What you have to do: A faithful copy of the entries is required, with no images in it.

========================================

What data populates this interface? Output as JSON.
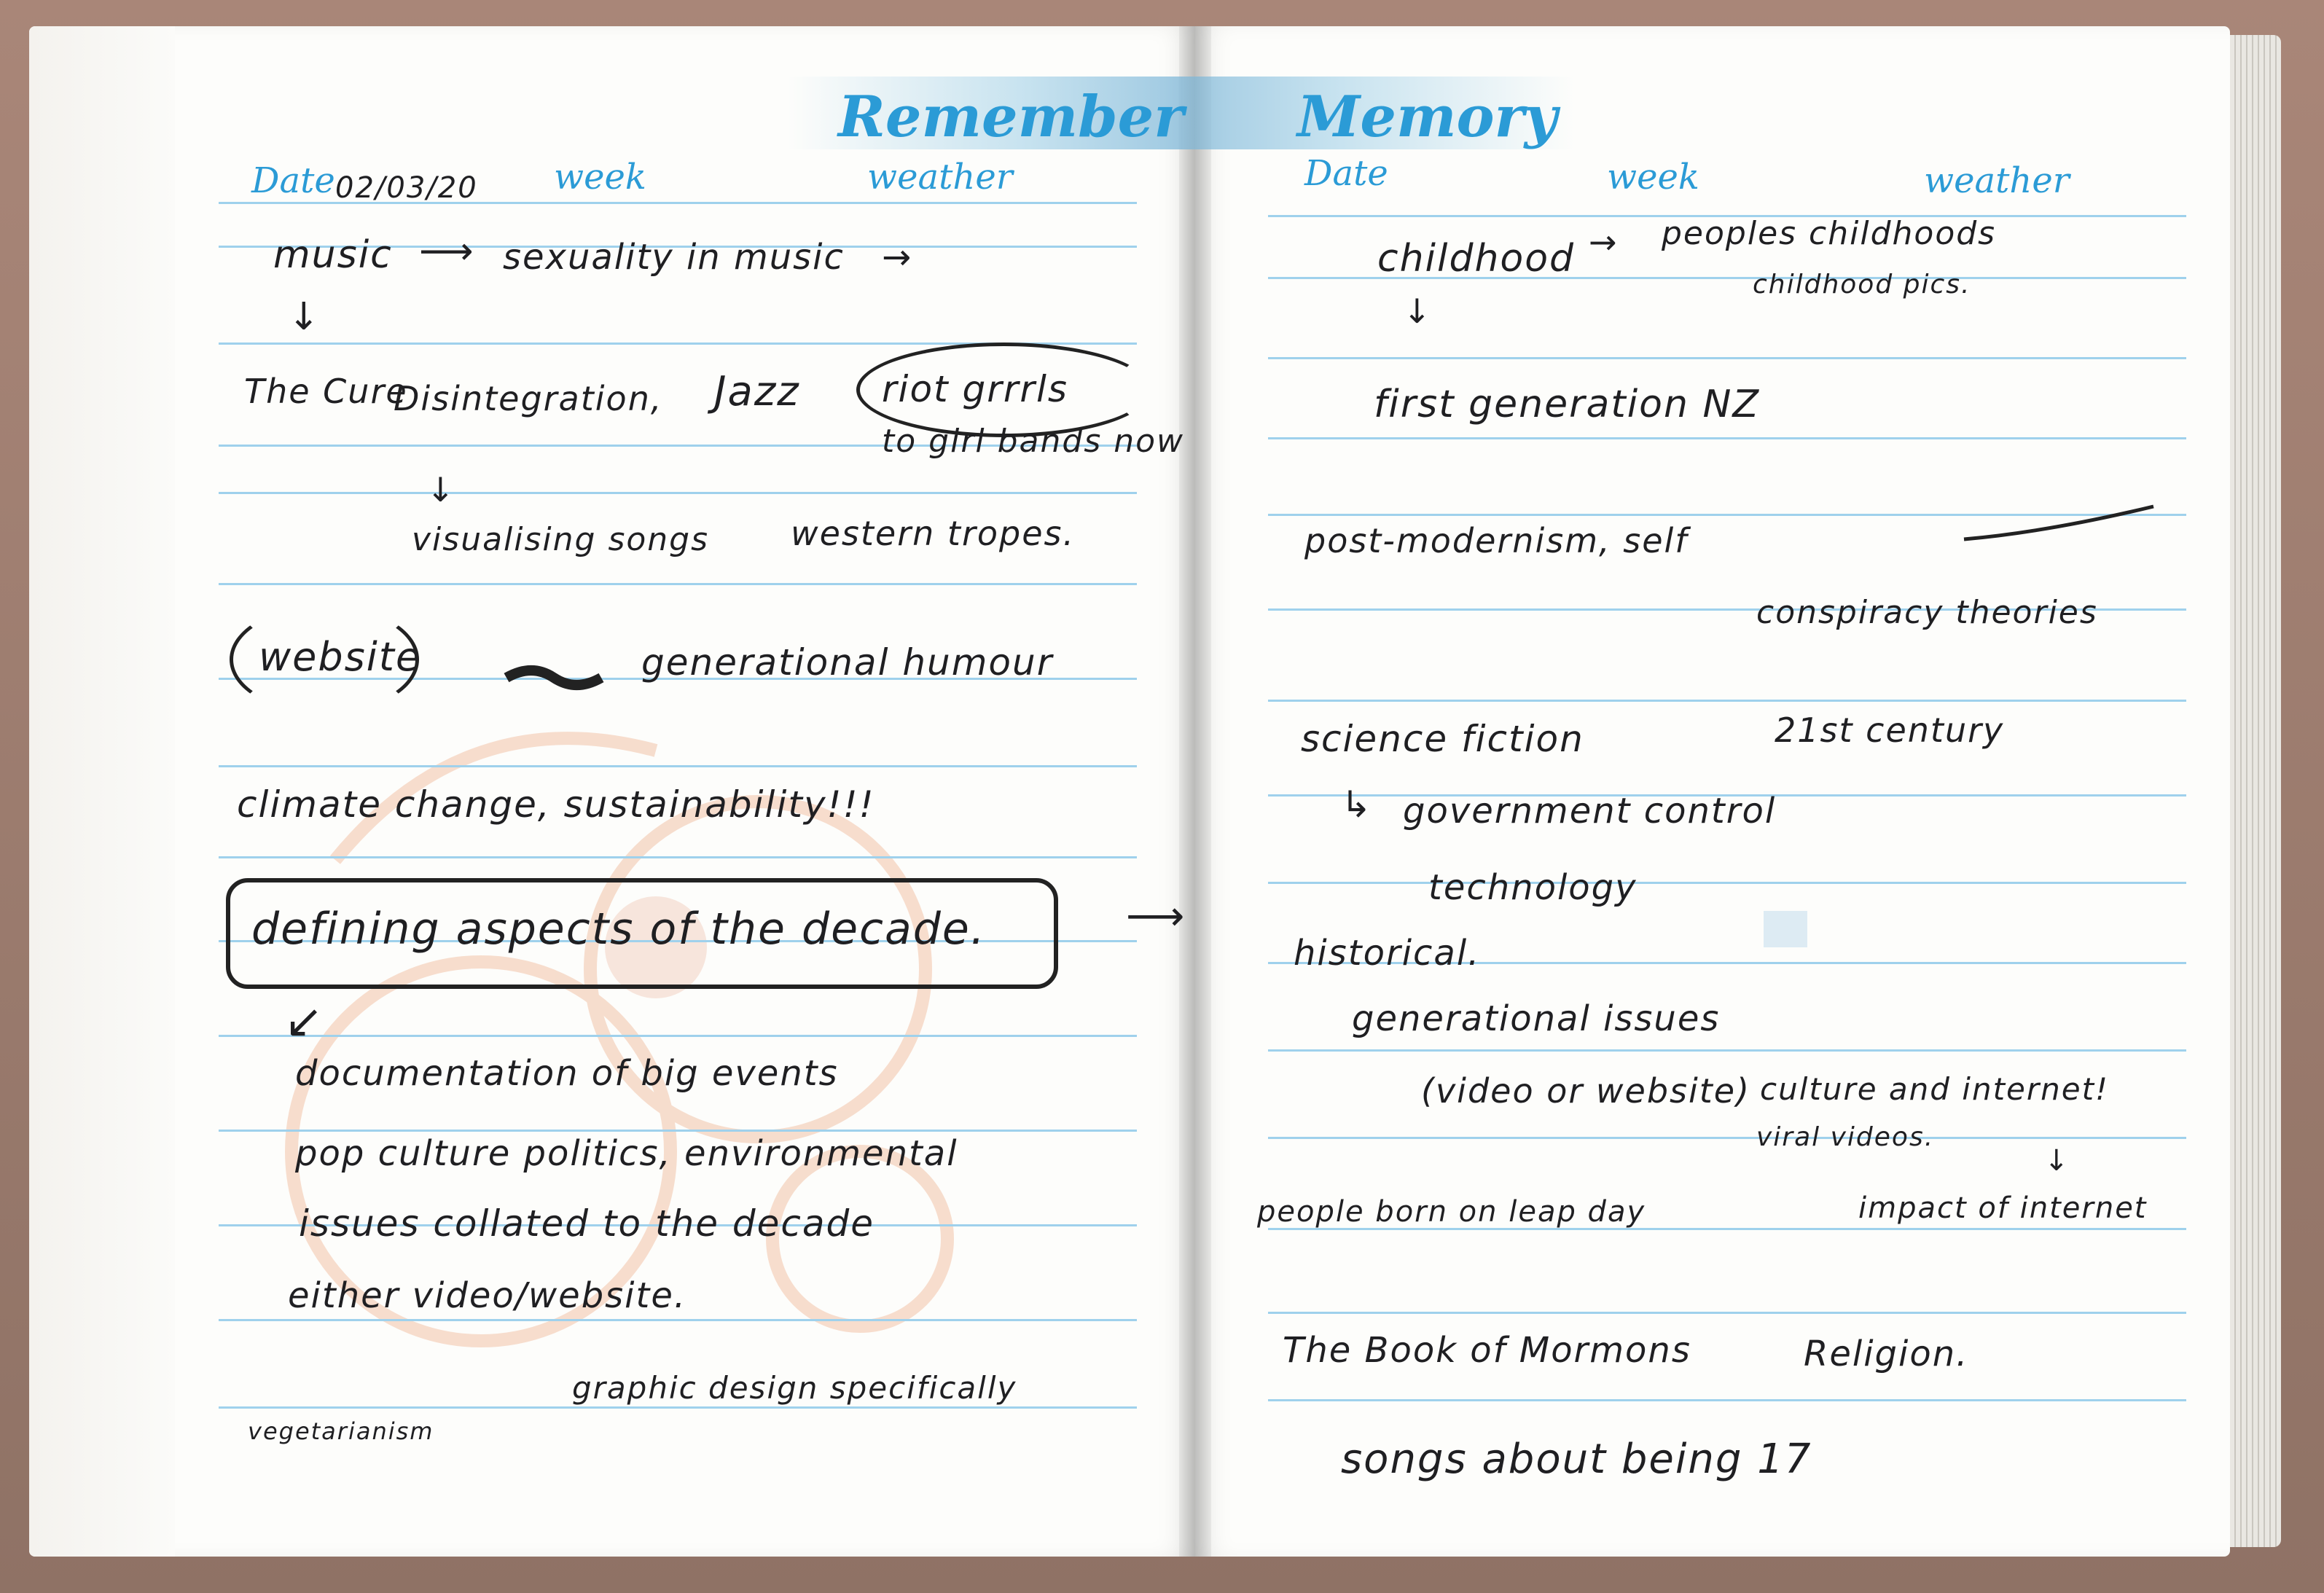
{
  "header": {
    "left_title": "Remember",
    "right_title": "Memory",
    "date_label": "Date",
    "week_label": "week",
    "weather_label": "weather",
    "left_date_value": "02/03/20"
  },
  "left_page": {
    "lines": [
      "music",
      "sexuality in music",
      "The Cure",
      "Disintegration,",
      "Jazz",
      "riot grrrls",
      "to girl bands now",
      "visualising songs",
      "western tropes.",
      "website",
      "generational humour",
      "climate change, sustainability!!!",
      "defining aspects of the decade.",
      "documentation of big events",
      "pop culture politics, environmental",
      "issues collated to the decade",
      "either video/website.",
      "graphic design specifically",
      "vegetarianism"
    ]
  },
  "right_page": {
    "lines": [
      "childhood",
      "peoples childhoods",
      "childhood pics.",
      "first generation NZ",
      "post-modernism, self",
      "conspiracy theories",
      "science fiction",
      "21st century",
      "government control",
      "technology",
      "historical.",
      "generational issues",
      "(video or website)",
      "culture and internet!",
      "viral videos.",
      "people born on leap day",
      "impact of internet",
      "The Book of Mormons",
      "Religion.",
      "songs about being 17"
    ]
  },
  "colors": {
    "rule_line": "#9fd1ec",
    "header_blue": "#2b9bd6",
    "ink": "#1f1f22"
  }
}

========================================

Answer for this exercise:
What data populates this interface? Output as JSON.
{
  "header": {
    "left_title": "Remember",
    "right_title": "Memory",
    "date_label": "Date",
    "week_label": "week",
    "weather_label": "weather",
    "left_date_value": "02/03/20"
  },
  "left_page": {
    "lines": [
      "music",
      "sexuality in music",
      "The Cure",
      "Disintegration,",
      "Jazz",
      "riot grrrls",
      "to girl bands now",
      "visualising songs",
      "western tropes.",
      "website",
      "generational humour",
      "climate change, sustainability!!!",
      "defining aspects of the decade.",
      "documentation of big events",
      "pop culture politics, environmental",
      "issues collated to the decade",
      "either video/website.",
      "graphic design specifically",
      "vegetarianism"
    ]
  },
  "right_page": {
    "lines": [
      "childhood",
      "peoples childhoods",
      "childhood pics.",
      "first generation NZ",
      "post-modernism, self",
      "conspiracy theories",
      "science fiction",
      "21st century",
      "government control",
      "technology",
      "historical.",
      "generational issues",
      "(video or website)",
      "culture and internet!",
      "viral videos.",
      "people born on leap day",
      "impact of internet",
      "The Book of Mormons",
      "Religion.",
      "songs about being 17"
    ]
  },
  "colors": {
    "rule_line": "#9fd1ec",
    "header_blue": "#2b9bd6",
    "ink": "#1f1f22"
  }
}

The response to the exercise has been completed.